Tag Archives: Idaho

Haunted? Stricker Ranch – Hansen, Idaho

In 2019, I’ve tried to spend more time shooting film than writing. I’m finding myself returning to some of my favorite cameras and film stocks. This post is more about the destination and the subject than the gear or film. I thought it was worth sharing.

Over Memorial Day weekend, my family took a short road trip to Twin Falls, Idaho. Our first destination was Stricker Ranch/Rock Creek Station, in Hansen Idaho. I learned about the Stricker Ranch while looking for some ghost towns to visit that were within a few hours drive from home. Stricker Ranch, also known as the Rock Creek Station, was built along the Oregon Trail in 1865 and was one of the stops west of Fort Hall, Idaho. It was also home to the Overland mail stage route and the Kelton Freight Road. The remains of the ranch, or town, are currently being preserved by the Idaho State Historical Society and non-profit Friends of Stricker, Inc. The ranch and buildings are rumored to be haunted by friendly spirits. You’ll need to visit and decide for yourself. Many of ranch structures have been lost to time, but the original store, wet cellar, and Stricker home remain standing. The buildings and Stricker home are only open on Sundays for a few hours, but self-guided tours via markers and maps onsite are available year-round. The Stricker home is surrounded by beautiful shade trees and landscaping, making it a perfect place for a picnic, or séance, whatever you decide.

Camera: Leica M3 (1959)
Film: Ilford HP5 Plus 400
Process: RepliColor, SLC
Scanner: Epson V600 Photo

 

 

Advertisements

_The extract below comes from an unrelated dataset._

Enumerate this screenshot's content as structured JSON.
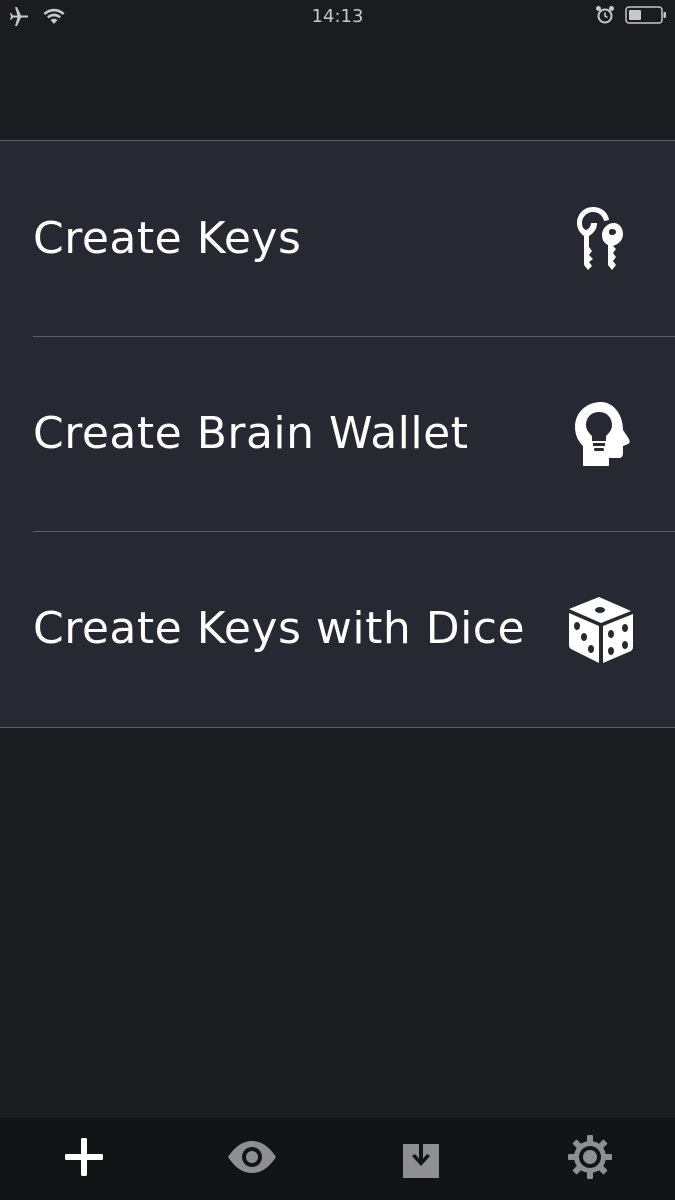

Kosmo Foto Mono 120

Yashica Mat-124 G

When Stephen Dowling at Kosmo Foto announced the new Kosmo Foto Mono 120, I rushed to preorder several rolls. Why? Kosmo Foto Mono has been one of my favorite films. You can read my original review here, and view more photos here.

Kosmo Foto Mono is a fantastic ISO 100 black and white film. Just like the 135-36, the 120 medium format version has a nice balance of grain and contrast. I’m really looking forward to shooting more in my Yashica Mat-124 G.

Over Memorial Day weekend, we took a drive north to Twin Falls, Idaho. It was a stormy, cloudy, rainy day. However, each time we stepped out of the car, it stopped raining long enough for us to enjoy ourselves. Our first stop was Stricker Ranch in Hansen, Idaho. This ranch and homestead date back to 1865 and was one of the stops along the Oregon Trail. Then we drove on to Shoshone Falls outside of Twin Falls. With plenty of winter snow and spring rain, the roaring waterfall was incredible. I was able to created a panoramic shot of the falls with two 6×6 shots, stitching them in Lightroom. And then we stopped to walk along the Perrine Bridge in Twin Falls.

Camera: Yashica Mat-124 G
Film: Kosmo Foto Mono 120
Process: RepliColor, SLC
Scanner: Epson V600 Photo

 


Kodak Plus-X Pan 125 (Expired 3/1981)

Here are some additional photos taken with the Canon 10S. This time I experimented with some Kodak Plus-X Pan 125 that had expired in March of 1981.

Camera: Canon EOS 10S (1990)
Lens: Canon 24-105mm f/4 IS USM L-Series
Film: Kodak Plus-X Pan 125 (Expired 3/1981)
Process: Kodak D76 (1+1) 8:30 Min @ 20°

 


Landscape Photography with the Mamiya m645 Super

It’s been a snowy and cold start to the new year and I’m already behind updating UTFP. Searching back through my catalog of film images, I decided to share these from June 2015. The Mamiya m645 Super with the 80mm f/2.8 lens is not ideal for landscape photography. Stopping down the lens, like you would expect to do when creating a landscape image, closes out much of the light in the viewfinder. As I stated in my early review on the Mamiya m645 Super, I found the best solution was to focus, stop down (f/16 or f/22), check the meter, set the shutter speed, and then take the shot. Even outdoors in bright sunlight, f/22 is very dark through the viewfinder. These images were shot on Lomography Color 100, processed by TheDarkroom.com, and scanned on my Epson Perfection V600 Photo.

Chesterfield is located between Lava Hot Springs and Soda Springs, Idaho. The town was settled in 1880 by Chester Call and his family along the Oregon Trail. Some of the homes and buildings have been restored, some are in the process of being restored, and others have been abandoned.